Vitals. This physically active woman has taken up running in order to help control her weight. She has managed to lose about fifteen pounds over the past six months and now weighs 138 lbs, which, at 5’6’’, results in a BMI of 23; she is no longer overweight. She does not smoke and does not drink alcohol, and her blood pressure and pulse rate are both at the lower end of the normal range.
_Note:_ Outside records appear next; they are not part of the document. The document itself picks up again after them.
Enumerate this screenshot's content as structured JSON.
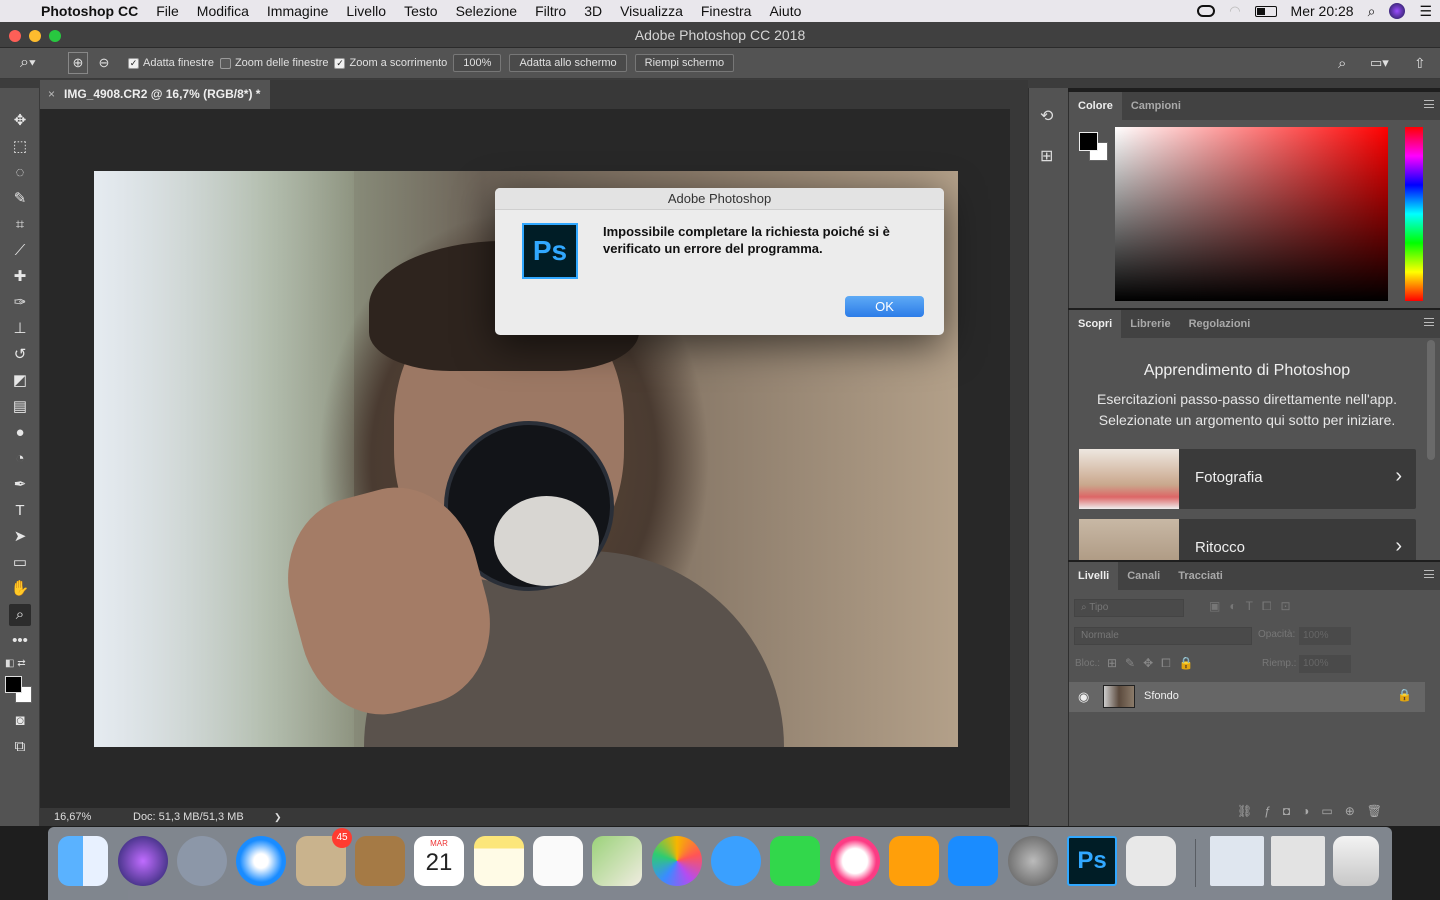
{
  "menubar": {
    "app": "Photoshop CC",
    "items": [
      "File",
      "Modifica",
      "Immagine",
      "Livello",
      "Testo",
      "Selezione",
      "Filtro",
      "3D",
      "Visualizza",
      "Finestra",
      "Aiuto"
    ],
    "clock": "Mer 20:28"
  },
  "window": {
    "title": "Adobe Photoshop CC 2018"
  },
  "options": {
    "check1": "Adatta finestre",
    "check2": "Zoom delle finestre",
    "check3": "Zoom a scorrimento",
    "zoom_value": "100%",
    "btn_fit": "Adatta allo schermo",
    "btn_fill": "Riempi schermo"
  },
  "document": {
    "tab_title": "IMG_4908.CR2 @ 16,7% (RGB/8*) *",
    "close": "×"
  },
  "status": {
    "zoom": "16,67%",
    "doc": "Doc: 51,3 MB/51,3 MB",
    "arrow": "❯"
  },
  "color_panel": {
    "tabs": [
      "Colore",
      "Campioni"
    ]
  },
  "learn_panel": {
    "tabs": [
      "Scopri",
      "Librerie",
      "Regolazioni"
    ],
    "heading": "Apprendimento di Photoshop",
    "text1": "Esercitazioni passo-passo direttamente nell'app.",
    "text2": "Selezionate un argomento qui sotto per iniziare.",
    "items": [
      {
        "label": "Fotografia"
      },
      {
        "label": "Ritocco"
      }
    ]
  },
  "layers_panel": {
    "tabs": [
      "Livelli",
      "Canali",
      "Tracciati"
    ],
    "filter_placeholder": "Tipo",
    "blend_mode": "Normale",
    "opacity_label": "Opacità:",
    "opacity_value": "100%",
    "lock_label": "Bloc.:",
    "fill_label": "Riemp.:",
    "fill_value": "100%",
    "layer_name": "Sfondo"
  },
  "dialog": {
    "title": "Adobe Photoshop",
    "message": "Impossibile completare la richiesta poiché si è verificato un errore del programma.",
    "ok": "OK",
    "icon_text": "Ps"
  },
  "dock": {
    "mail_badge": "45",
    "calendar_month": "MAR",
    "calendar_day": "21",
    "ps_text": "Ps"
  },
  "colors": {
    "accent": "#2c7ce8",
    "ps_blue": "#31a8ff",
    "ui_panel": "#535353"
  }
}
Posture and gait. Standing postural evaluation finds a lower iliac crest on the left, and a low left greater trochanter. The right shoulder is slightly lower than the left, with no history of fracture or surgery. The spinal curves are intact. She has substantial calcaneal eversion and hyperpronation on the left side, with a moderate outward flare of her left foot. The left medial arch is significantly lower than the right when standing, but it is not tender to direct pressure.
Chiropractic evaluation. Palpation finds the left posterior tibialis muscle to be tight, tender and ropey, with the tenderness concentrated in the lower part of the muscle and extending into the tendon at the medial ankle. Pain is elicited when providing manual resistance to isometric contraction of the posterior tibialis muscle. There is also moderate tenderness in the right sacroiliac joint, and segmental dysfunction is found at the L4/L5 level on the left. Lumbar, knee, and ankle ranges of motion are full and pain-free, and circulatory and neurological tests are negative.
Upright, weight-bearing X-rays of the lumbar spine and pelvis confirm a discrepancy in femur head heights, with the left side 7mm lower. A slight left convex lumbar curvature (5°) is noted, and both the sacral base and the iliac crest are lower on the left. The sacral base angle and measured lumbar lordosis are within normal limits.
Posteromedial shin splints caused by tibialis posterior tendinitis and excessive pronation. This is associated with calcaneal eversion and complete loss of the medial longitudinal arch on the left side. These lower extremity asymmetries result in a functional left short leg, which is being aggravated by her attempts to increase her running mileage.
Adjustments. Specific chiropractic adjustments for the lower extremities and the involved spinal regions were provided as needed. Transverse friction was applied to the tibialis posterior tendon to increase local circulation and stimulate collagen repair.
Support. Custom-made, flexible stabilizing orthotics were provided to support the left medial arch and decrease the asymmetrical stress on the tibialis posterior tendon and muscle. This included a varus wedge pronation correction for her left calcaneal eversion.
Rehabilitation. Dynamic resistance exercises for the left posterior tibialis muscle were performed daily, using exercise tubing. She continued her current running program, and was able to introduce a graduated increase in her training distance after four weeks of care.
Response to Care
She responded well to the spinal and extremity adjustments, and reported a rapid improvement with the friction massage and exercise. Within two weeks of receiving her orthotics, she returned to her progressive training program. She gradually increased her running mileage, with no return of her previous leg symptoms. She was released to a self-directed maintenance program after a total of ten treatment sessions over two months.
Pain in the posteromedial aspect of the lower leg is a variant type of shin splints that is frequently associated with excessive pronation of the foot and ankle. Her previous use of generic shock-absorbing insoles had provided little benefit, since she required specific, customized support for her calcaneus and medial arch.
Dr. John J. Danchik is the seventh inductee to the American Chiropractic Association Sports Hall of Fame. He is the current chairperson of the United States Olympic Committee’s Chiropractic Selection Program and lectures extensively in the United States and abroad on current trends in sports chiropractic and rehabilitation. Dr. Danchik is an associate editor of the Journal of the Neuromusculoskeletal System. He can be reached by e-mail at